### Data in this exercise

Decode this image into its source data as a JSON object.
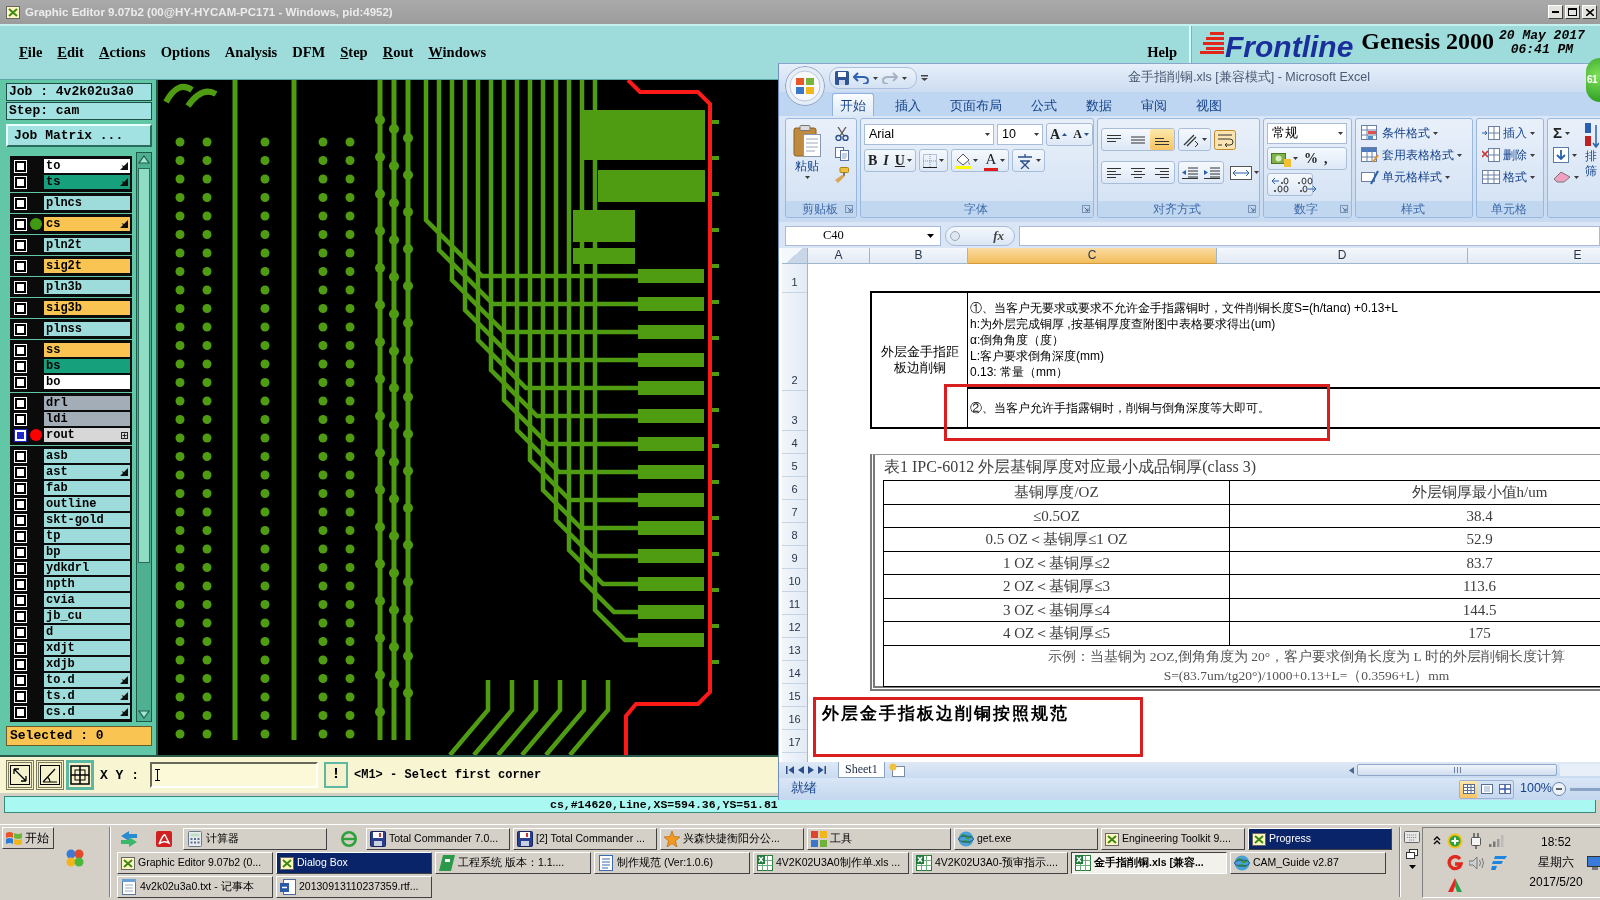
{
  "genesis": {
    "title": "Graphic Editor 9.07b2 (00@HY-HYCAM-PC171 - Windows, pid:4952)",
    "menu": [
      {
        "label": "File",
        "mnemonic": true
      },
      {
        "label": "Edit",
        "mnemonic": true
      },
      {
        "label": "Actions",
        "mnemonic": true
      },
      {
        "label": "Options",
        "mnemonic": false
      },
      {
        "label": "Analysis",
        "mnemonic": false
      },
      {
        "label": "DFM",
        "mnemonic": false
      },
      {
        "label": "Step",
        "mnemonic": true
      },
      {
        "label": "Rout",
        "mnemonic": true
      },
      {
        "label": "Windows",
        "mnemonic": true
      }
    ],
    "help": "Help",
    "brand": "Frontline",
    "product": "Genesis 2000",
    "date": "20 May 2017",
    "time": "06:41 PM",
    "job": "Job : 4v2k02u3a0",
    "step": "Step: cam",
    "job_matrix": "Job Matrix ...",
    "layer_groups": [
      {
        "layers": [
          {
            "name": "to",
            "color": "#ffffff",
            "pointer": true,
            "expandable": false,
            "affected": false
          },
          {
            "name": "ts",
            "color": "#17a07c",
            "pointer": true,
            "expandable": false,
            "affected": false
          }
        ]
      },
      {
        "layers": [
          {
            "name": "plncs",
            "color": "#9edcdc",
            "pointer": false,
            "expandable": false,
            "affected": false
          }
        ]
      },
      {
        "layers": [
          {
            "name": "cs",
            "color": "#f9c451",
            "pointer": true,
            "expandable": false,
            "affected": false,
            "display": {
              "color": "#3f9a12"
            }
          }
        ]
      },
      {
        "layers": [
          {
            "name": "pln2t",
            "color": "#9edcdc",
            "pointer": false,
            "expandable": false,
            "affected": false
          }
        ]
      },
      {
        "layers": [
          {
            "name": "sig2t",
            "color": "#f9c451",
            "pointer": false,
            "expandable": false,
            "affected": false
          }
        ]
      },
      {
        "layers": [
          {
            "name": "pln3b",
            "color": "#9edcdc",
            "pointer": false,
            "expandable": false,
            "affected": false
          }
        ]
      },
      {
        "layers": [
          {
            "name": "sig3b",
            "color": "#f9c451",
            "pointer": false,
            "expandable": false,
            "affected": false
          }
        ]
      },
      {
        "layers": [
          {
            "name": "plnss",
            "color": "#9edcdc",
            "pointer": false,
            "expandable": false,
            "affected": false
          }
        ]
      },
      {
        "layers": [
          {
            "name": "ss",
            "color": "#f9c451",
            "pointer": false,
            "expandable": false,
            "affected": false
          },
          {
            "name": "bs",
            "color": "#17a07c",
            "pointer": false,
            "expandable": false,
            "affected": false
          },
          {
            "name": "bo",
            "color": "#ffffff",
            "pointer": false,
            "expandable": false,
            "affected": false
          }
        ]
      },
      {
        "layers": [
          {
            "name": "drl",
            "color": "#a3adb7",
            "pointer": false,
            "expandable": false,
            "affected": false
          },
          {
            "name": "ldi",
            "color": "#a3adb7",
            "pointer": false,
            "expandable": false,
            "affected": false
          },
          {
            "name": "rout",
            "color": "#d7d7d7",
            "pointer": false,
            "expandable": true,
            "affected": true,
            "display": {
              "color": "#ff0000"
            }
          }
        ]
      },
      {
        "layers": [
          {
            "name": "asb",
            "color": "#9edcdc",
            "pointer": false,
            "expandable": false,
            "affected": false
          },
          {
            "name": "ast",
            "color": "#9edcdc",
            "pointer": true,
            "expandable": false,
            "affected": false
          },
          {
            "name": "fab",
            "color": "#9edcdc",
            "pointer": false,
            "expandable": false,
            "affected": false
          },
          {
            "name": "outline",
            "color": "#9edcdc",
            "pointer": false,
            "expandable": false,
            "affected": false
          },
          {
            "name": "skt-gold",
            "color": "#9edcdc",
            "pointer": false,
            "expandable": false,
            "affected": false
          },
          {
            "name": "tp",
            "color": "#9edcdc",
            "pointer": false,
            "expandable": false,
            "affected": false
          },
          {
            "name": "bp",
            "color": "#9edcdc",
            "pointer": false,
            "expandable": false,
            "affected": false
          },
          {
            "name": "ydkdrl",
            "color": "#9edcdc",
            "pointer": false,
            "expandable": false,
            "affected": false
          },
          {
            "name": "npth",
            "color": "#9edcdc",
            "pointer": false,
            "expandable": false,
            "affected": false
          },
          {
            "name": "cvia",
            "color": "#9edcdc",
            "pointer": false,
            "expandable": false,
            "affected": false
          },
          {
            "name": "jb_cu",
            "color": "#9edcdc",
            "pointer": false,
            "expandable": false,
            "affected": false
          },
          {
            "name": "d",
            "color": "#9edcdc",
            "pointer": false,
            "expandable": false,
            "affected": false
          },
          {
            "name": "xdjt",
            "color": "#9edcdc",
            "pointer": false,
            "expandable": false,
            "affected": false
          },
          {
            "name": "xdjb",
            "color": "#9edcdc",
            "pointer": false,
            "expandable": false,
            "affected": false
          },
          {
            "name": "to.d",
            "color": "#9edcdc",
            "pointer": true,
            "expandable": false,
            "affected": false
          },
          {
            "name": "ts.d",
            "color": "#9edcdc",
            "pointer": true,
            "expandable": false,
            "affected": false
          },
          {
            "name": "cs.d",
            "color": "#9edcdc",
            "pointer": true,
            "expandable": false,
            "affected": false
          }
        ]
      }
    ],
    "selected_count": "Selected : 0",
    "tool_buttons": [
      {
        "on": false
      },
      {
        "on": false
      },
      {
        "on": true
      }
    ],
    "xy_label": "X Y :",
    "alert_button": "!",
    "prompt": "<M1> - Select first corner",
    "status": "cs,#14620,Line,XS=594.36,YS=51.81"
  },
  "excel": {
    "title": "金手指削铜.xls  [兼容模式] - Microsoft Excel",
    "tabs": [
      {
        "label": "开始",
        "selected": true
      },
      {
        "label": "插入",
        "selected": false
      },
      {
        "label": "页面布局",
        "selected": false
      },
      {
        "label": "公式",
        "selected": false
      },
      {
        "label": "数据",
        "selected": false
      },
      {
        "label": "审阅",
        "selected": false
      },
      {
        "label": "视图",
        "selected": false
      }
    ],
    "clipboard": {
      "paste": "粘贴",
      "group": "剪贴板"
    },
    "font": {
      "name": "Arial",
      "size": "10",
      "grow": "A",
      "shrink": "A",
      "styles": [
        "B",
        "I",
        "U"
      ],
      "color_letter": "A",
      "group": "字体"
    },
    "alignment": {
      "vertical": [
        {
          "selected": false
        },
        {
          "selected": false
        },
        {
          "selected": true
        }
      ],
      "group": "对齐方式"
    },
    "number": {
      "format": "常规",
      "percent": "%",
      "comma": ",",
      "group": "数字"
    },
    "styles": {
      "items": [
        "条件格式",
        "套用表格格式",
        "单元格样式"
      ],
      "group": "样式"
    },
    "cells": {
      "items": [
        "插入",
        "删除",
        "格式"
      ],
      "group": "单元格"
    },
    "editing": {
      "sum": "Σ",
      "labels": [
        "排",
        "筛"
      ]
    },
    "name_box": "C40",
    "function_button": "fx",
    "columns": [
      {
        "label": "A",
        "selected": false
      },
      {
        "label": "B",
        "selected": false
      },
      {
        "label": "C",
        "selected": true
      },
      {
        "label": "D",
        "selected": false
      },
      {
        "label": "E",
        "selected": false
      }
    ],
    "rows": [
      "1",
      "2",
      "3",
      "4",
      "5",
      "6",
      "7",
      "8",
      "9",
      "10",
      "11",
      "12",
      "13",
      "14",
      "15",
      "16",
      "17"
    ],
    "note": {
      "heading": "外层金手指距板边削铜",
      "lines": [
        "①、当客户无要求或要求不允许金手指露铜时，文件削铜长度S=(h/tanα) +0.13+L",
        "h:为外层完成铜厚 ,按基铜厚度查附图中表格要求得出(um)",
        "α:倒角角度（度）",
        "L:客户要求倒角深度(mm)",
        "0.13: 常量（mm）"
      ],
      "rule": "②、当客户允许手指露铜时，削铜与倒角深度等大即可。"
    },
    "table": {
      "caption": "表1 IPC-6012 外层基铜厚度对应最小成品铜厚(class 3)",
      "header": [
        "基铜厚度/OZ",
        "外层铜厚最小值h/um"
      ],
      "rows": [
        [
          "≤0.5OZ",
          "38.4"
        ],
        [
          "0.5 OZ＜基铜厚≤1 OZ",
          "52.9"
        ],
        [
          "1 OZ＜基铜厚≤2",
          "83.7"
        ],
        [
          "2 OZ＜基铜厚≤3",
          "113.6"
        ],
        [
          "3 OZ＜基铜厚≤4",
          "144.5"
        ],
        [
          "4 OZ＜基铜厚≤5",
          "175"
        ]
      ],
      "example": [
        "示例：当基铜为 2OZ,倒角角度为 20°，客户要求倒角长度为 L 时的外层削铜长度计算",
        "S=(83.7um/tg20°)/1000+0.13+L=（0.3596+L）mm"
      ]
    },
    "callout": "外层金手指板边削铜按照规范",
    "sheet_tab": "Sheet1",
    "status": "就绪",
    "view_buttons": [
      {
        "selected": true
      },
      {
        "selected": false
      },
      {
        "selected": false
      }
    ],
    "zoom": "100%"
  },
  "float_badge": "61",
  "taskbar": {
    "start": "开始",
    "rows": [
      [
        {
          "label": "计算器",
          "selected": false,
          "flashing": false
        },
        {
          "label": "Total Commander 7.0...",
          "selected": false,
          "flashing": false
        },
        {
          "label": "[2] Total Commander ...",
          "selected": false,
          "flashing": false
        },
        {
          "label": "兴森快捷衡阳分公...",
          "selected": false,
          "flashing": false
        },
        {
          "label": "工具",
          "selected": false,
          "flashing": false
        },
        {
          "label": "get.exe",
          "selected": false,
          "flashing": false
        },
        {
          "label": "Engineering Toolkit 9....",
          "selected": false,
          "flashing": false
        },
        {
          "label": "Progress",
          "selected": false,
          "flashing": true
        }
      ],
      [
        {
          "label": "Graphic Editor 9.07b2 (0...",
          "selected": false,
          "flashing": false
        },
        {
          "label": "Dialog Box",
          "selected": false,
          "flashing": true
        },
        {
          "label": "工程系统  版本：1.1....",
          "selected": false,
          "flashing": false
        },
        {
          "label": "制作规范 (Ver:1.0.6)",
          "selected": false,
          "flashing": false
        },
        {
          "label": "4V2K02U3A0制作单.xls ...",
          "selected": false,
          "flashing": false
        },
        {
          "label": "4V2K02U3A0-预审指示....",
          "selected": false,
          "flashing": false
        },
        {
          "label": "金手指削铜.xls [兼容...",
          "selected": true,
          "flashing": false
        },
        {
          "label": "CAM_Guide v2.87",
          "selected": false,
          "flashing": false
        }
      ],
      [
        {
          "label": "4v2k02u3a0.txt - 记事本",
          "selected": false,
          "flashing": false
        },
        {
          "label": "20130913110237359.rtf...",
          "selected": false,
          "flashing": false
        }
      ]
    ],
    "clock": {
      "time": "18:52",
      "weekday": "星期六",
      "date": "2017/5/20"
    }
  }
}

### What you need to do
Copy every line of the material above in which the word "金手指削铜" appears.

### Final answer
    "title": "金手指削铜.xls  [兼容模式] - Microsoft Excel",
          "label": "金手指削铜.xls [兼容...",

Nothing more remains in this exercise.